Jeremy Zucker’s Debut Album “love is not dying” Highlights the Melodramatics and Uncertainty of Modern Youth

April 27, 2020

Graduate student Jeremy Zucker didn’t dream of pursuing a career in music. Creating music had always been something he loved doing as a hobby, but as he slowly began releasing music throughout his college years, he was quickly discovered and offered many record label deals. Now, the young talent has put out his very first debut album, “love is not dying.” 

One World: Together At Home

April 20, 2020

Global Citizens, a group working towards ending extreme poverty, partnered with Lady Gaga to celebrate healthcare workers and The World Health Organization, or WHO. Famous singers, actors and comedians from around the world were invited to share their art and messages of support for the cause. A livestream of the six-hour pre-show began on April 18 at 2p.m. EST. It was globally broadcasted on Twitter, Youtube, Amazon Prime and other streaming sites.

Fiona Apple is the Freest She’s Ever Been: Fetch the Bolt Cutters Album Review

April 20, 2020

So much has been said about Fiona Apple that it seems impossible to add anything more. With four Grammy-nominated albums, spanning genres of jazz, art pop and indie, fans have been waiting eight years for a new album. That day has finally come with “Fetch the Bolt Cutters.” 

Maybe I’m Amazed: McCartney Turns 50 

April 20, 2020

Paul McCartney’s solo debut “McCartney” turned 50 on April 17, 2020; “McCartney” was the first solo Beatle record to be released, marking the end of one era but the start of another: McCartney’s impressive and solid musical journey that’s still rocking today. In celebration of “McCartney” turning 50, Spotify hosted a listening party on April 17, giving fans the chance to discuss their favorite tunes and lyrics through a live chat feature.

The Strokes’ The New Abnormal Album Review

April 20, 2020

The Strokes’ first album in seven years dropped on April 10, 2020, hitting us with a wave of “unborrowed nostalgia for the unremembered eighties,” as James Murphy once called it. Despite going in a new direction, “The New Abnormal” is still fairly recognizable.

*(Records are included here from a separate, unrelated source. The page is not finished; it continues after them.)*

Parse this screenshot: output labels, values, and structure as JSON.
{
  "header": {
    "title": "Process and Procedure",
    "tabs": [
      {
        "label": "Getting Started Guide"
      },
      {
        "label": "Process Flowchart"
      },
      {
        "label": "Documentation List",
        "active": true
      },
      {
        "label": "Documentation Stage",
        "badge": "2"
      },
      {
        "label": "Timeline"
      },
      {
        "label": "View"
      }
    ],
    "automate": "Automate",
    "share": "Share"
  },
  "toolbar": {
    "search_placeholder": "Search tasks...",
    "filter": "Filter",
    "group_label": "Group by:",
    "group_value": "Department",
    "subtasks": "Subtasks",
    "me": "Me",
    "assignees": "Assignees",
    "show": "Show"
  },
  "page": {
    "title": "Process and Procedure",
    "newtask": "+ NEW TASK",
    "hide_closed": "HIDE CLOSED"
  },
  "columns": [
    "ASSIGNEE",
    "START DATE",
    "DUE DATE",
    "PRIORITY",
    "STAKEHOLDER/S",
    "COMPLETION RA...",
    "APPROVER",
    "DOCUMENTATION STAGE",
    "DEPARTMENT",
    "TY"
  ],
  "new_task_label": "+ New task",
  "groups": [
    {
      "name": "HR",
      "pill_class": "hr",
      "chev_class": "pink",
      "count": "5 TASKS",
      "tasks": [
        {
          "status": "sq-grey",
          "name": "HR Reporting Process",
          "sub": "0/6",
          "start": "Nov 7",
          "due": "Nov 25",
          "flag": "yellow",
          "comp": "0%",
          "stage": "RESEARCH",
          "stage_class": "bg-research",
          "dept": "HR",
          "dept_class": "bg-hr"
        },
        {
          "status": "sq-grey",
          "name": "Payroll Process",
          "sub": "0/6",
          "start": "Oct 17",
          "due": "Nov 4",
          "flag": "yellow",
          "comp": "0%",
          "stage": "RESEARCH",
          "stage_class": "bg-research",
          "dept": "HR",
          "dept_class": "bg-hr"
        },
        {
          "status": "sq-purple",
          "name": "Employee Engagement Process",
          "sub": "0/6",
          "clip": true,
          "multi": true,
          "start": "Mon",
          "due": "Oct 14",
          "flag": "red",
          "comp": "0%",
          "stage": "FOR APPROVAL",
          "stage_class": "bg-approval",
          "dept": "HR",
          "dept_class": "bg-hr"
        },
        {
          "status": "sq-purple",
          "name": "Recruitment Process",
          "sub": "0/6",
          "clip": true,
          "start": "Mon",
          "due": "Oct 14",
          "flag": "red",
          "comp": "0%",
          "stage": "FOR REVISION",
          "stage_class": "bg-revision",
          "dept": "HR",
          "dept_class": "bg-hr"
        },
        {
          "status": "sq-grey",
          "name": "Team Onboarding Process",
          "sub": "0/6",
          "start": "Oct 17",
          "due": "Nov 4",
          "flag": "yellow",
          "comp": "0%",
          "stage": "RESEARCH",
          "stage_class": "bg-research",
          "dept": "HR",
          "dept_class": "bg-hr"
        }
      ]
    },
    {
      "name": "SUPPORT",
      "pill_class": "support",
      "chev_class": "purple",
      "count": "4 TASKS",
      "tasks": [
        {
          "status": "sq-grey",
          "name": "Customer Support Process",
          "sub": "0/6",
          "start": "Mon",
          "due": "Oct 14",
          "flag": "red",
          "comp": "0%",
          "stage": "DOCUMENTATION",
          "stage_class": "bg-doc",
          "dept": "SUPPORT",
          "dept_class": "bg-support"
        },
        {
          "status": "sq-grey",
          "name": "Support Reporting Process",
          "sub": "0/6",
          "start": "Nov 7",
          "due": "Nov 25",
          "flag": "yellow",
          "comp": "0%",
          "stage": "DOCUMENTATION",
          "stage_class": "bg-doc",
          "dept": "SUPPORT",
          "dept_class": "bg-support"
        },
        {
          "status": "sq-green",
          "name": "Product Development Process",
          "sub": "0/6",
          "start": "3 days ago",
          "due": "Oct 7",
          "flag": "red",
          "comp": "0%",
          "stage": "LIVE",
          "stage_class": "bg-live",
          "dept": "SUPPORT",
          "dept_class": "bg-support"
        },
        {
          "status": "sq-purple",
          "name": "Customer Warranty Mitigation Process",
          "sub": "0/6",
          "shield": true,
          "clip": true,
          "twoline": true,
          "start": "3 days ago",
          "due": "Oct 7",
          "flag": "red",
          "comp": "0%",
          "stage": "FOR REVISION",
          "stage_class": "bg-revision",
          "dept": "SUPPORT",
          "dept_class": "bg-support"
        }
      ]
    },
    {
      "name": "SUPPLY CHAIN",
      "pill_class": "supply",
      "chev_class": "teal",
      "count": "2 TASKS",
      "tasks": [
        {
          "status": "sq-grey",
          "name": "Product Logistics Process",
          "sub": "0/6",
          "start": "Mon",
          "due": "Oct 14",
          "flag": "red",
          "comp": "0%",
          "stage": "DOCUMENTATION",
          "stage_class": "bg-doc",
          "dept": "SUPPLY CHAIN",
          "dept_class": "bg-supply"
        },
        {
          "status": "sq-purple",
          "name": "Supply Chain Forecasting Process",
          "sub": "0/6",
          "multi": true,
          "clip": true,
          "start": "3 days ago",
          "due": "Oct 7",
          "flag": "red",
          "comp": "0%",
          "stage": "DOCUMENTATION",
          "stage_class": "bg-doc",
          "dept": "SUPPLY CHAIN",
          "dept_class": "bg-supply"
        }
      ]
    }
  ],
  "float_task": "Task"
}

They’re experimenting and straying away from what everyone else in indie rock is doing to stay fresh, while also staying true to their roots.